Data about app and page elements |
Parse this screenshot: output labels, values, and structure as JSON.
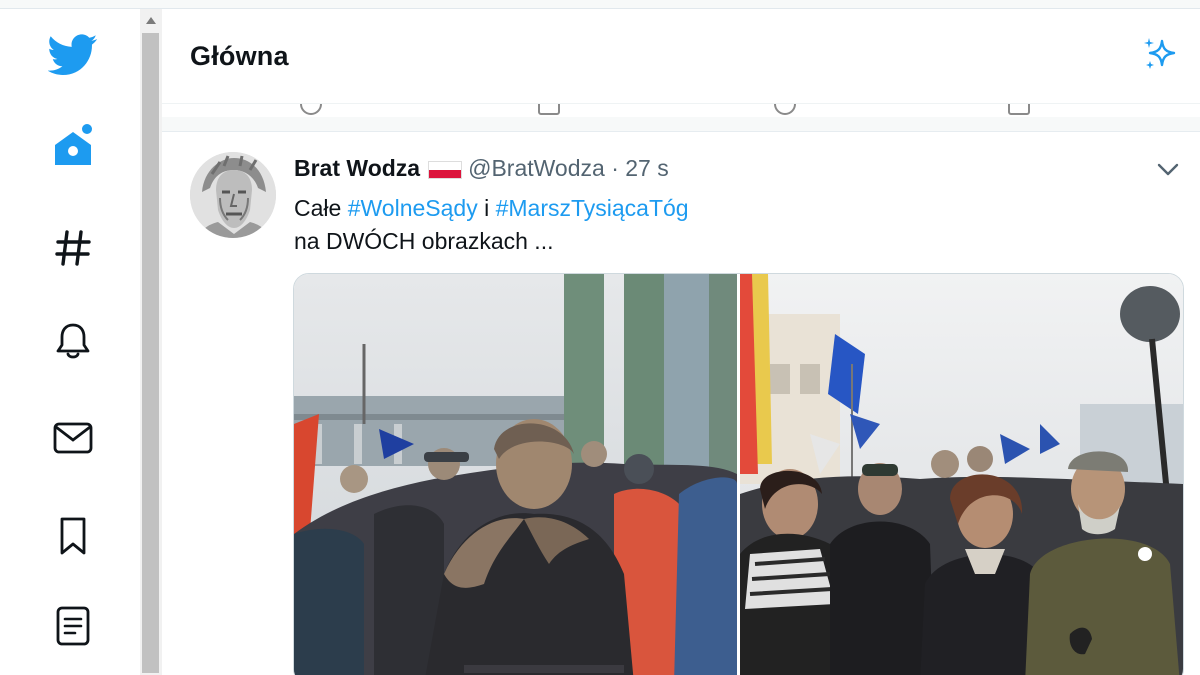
{
  "header": {
    "title": "Główna"
  },
  "tweet": {
    "name": "Brat Wodza",
    "handle": "@BratWodza",
    "separator": "·",
    "time": "27 s",
    "text_start": "Całe ",
    "hashtag1": "#WolneSądy",
    "text_mid": " i ",
    "hashtag2": "#MarszTysiącaTóg",
    "line2": "na DWÓCH obrazkach ..."
  },
  "icons": {
    "nav": [
      "twitter-logo-icon",
      "home-icon",
      "explore-hashtag-icon",
      "notifications-bell-icon",
      "messages-envelope-icon",
      "bookmarks-icon",
      "lists-icon"
    ],
    "header": "sparkle-icon",
    "tweet_menu": "chevron-down-icon"
  },
  "colors": {
    "accent": "#1d9bf0",
    "text": "#0f1419",
    "secondary_text": "#536471"
  }
}
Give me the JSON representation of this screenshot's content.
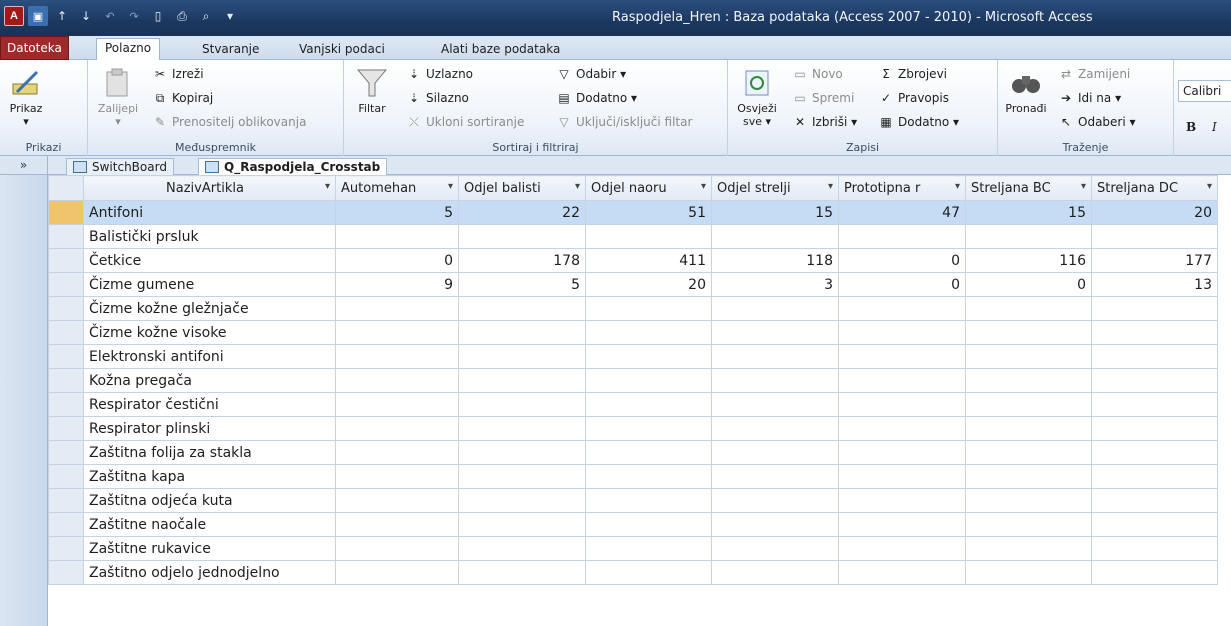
{
  "window": {
    "title": "Raspodjela_Hren : Baza podataka (Access 2007 - 2010)  -  Microsoft Access"
  },
  "quick_access": {
    "app_icon": "A"
  },
  "tabs": [
    "Datoteka",
    "Polazno",
    "Stvaranje",
    "Vanjski podaci",
    "Alati baze podataka"
  ],
  "ribbon": {
    "prikazi": {
      "button": "Prikaz",
      "label": "Prikazi"
    },
    "clipboard": {
      "paste": "Zalijepi",
      "cut": "Izreži",
      "copy": "Kopiraj",
      "format_painter": "Prenositelj oblikovanja",
      "label": "Međuspremnik"
    },
    "sort_filter": {
      "filter": "Filtar",
      "asc": "Uzlazno",
      "desc": "Silazno",
      "remove_sort": "Ukloni sortiranje",
      "selection": "Odabir ▾",
      "advanced": "Dodatno ▾",
      "toggle_filter": "Uključi/isključi filtar",
      "label": "Sortiraj i filtriraj"
    },
    "records": {
      "refresh": "Osvježi",
      "refresh2": "sve ▾",
      "new": "Novo",
      "save": "Spremi",
      "delete": "Izbriši ▾",
      "totals": "Zbrojevi",
      "spelling": "Pravopis",
      "more": "Dodatno ▾",
      "label": "Zapisi"
    },
    "find": {
      "find": "Pronađi",
      "replace": "Zamijeni",
      "goto": "Idi na ▾",
      "select": "Odaberi ▾",
      "label": "Traženje"
    },
    "text": {
      "font": "Calibri",
      "bold": "B",
      "italic": "I"
    }
  },
  "nav": {
    "toggle": "»"
  },
  "doc_tabs": [
    "SwitchBoard",
    "Q_Raspodjela_Crosstab"
  ],
  "datasheet": {
    "columns": [
      "NazivArtikla",
      "Automehan",
      "Odjel balisti",
      "Odjel naoru",
      "Odjel strelji",
      "Prototipna r",
      "Streljana BC",
      "Streljana DC"
    ],
    "rows": [
      [
        "Antifoni",
        "5",
        "22",
        "51",
        "15",
        "47",
        "15",
        "20"
      ],
      [
        "Balistički prsluk",
        "",
        "",
        "",
        "",
        "",
        "",
        ""
      ],
      [
        "Četkice",
        "0",
        "178",
        "411",
        "118",
        "0",
        "116",
        "177"
      ],
      [
        "Čizme gumene",
        "9",
        "5",
        "20",
        "3",
        "0",
        "0",
        "13"
      ],
      [
        "Čizme kožne gležnjače",
        "",
        "",
        "",
        "",
        "",
        "",
        ""
      ],
      [
        "Čizme kožne visoke",
        "",
        "",
        "",
        "",
        "",
        "",
        ""
      ],
      [
        "Elektronski antifoni",
        "",
        "",
        "",
        "",
        "",
        "",
        ""
      ],
      [
        "Kožna pregača",
        "",
        "",
        "",
        "",
        "",
        "",
        ""
      ],
      [
        "Respirator čestični",
        "",
        "",
        "",
        "",
        "",
        "",
        ""
      ],
      [
        "Respirator plinski",
        "",
        "",
        "",
        "",
        "",
        "",
        ""
      ],
      [
        "Zaštitna folija za stakla",
        "",
        "",
        "",
        "",
        "",
        "",
        ""
      ],
      [
        "Zaštitna kapa",
        "",
        "",
        "",
        "",
        "",
        "",
        ""
      ],
      [
        "Zaštitna odjeća kuta",
        "",
        "",
        "",
        "",
        "",
        "",
        ""
      ],
      [
        "Zaštitne naočale",
        "",
        "",
        "",
        "",
        "",
        "",
        ""
      ],
      [
        "Zaštitne rukavice",
        "",
        "",
        "",
        "",
        "",
        "",
        ""
      ],
      [
        "Zaštitno odjelo jednodjelno",
        "",
        "",
        "",
        "",
        "",
        "",
        ""
      ]
    ],
    "selected_row": 0
  }
}
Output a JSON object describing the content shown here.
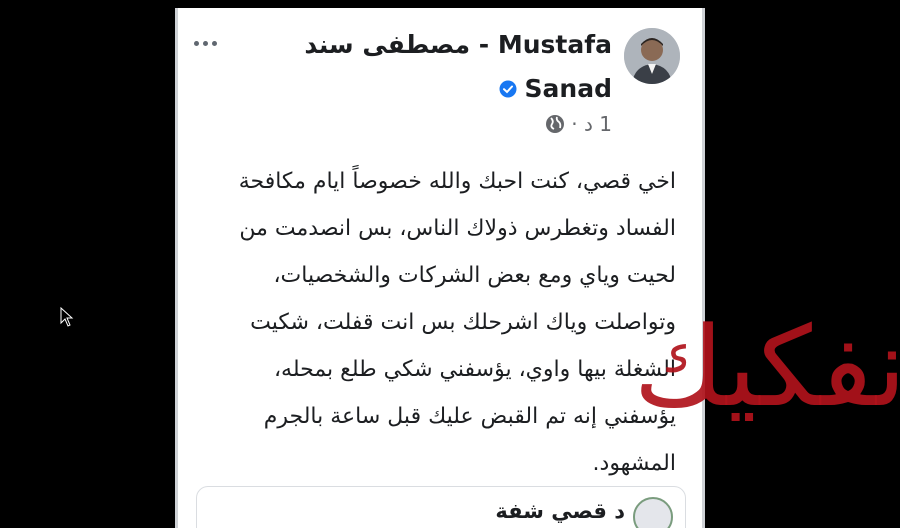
{
  "post": {
    "author_line1": "مصطفى سند - Mustafa",
    "author_line2": "Sanad",
    "time": "1 د ·",
    "lines": [
      "اخي قصي، كنت احبك والله خصوصاً ايام مكافحة",
      "الفساد وتغطرس ذولاك الناس، بس انصدمت من",
      "لحيت وياي ومع بعض الشركات والشخصيات،",
      "وتواصلت وياك اشرحلك بس انت قفلت، شكيت",
      "الشغلة بيها واوي، يؤسفني شكي طلع بمحله،",
      "يؤسفني إنه تم القبض عليك قبل ساعة بالجرم",
      "المشهود."
    ],
    "icons": {
      "more": "more-options-icon",
      "verified": "verified-badge-icon",
      "privacy": "globe-icon"
    },
    "colors": {
      "verified": "#1877f2",
      "text": "#1c1e21",
      "meta": "#65676b"
    }
  },
  "comment": {
    "name": "د قصي شفة"
  },
  "watermark": {
    "text": "نفكيك",
    "color": "#b0121b"
  }
}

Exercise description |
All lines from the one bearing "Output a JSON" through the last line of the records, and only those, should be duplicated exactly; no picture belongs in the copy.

Solution below |
Output a JSON object describing the content shown here.
{
  "post": {
    "author_line1": "مصطفى سند - Mustafa",
    "author_line2": "Sanad",
    "time": "1 د ·",
    "lines": [
      "اخي قصي، كنت احبك والله خصوصاً ايام مكافحة",
      "الفساد وتغطرس ذولاك الناس، بس انصدمت من",
      "لحيت وياي ومع بعض الشركات والشخصيات،",
      "وتواصلت وياك اشرحلك بس انت قفلت، شكيت",
      "الشغلة بيها واوي، يؤسفني شكي طلع بمحله،",
      "يؤسفني إنه تم القبض عليك قبل ساعة بالجرم",
      "المشهود."
    ],
    "icons": {
      "more": "more-options-icon",
      "verified": "verified-badge-icon",
      "privacy": "globe-icon"
    },
    "colors": {
      "verified": "#1877f2",
      "text": "#1c1e21",
      "meta": "#65676b"
    }
  },
  "comment": {
    "name": "د قصي شفة"
  },
  "watermark": {
    "text": "نفكيك",
    "color": "#b0121b"
  }
}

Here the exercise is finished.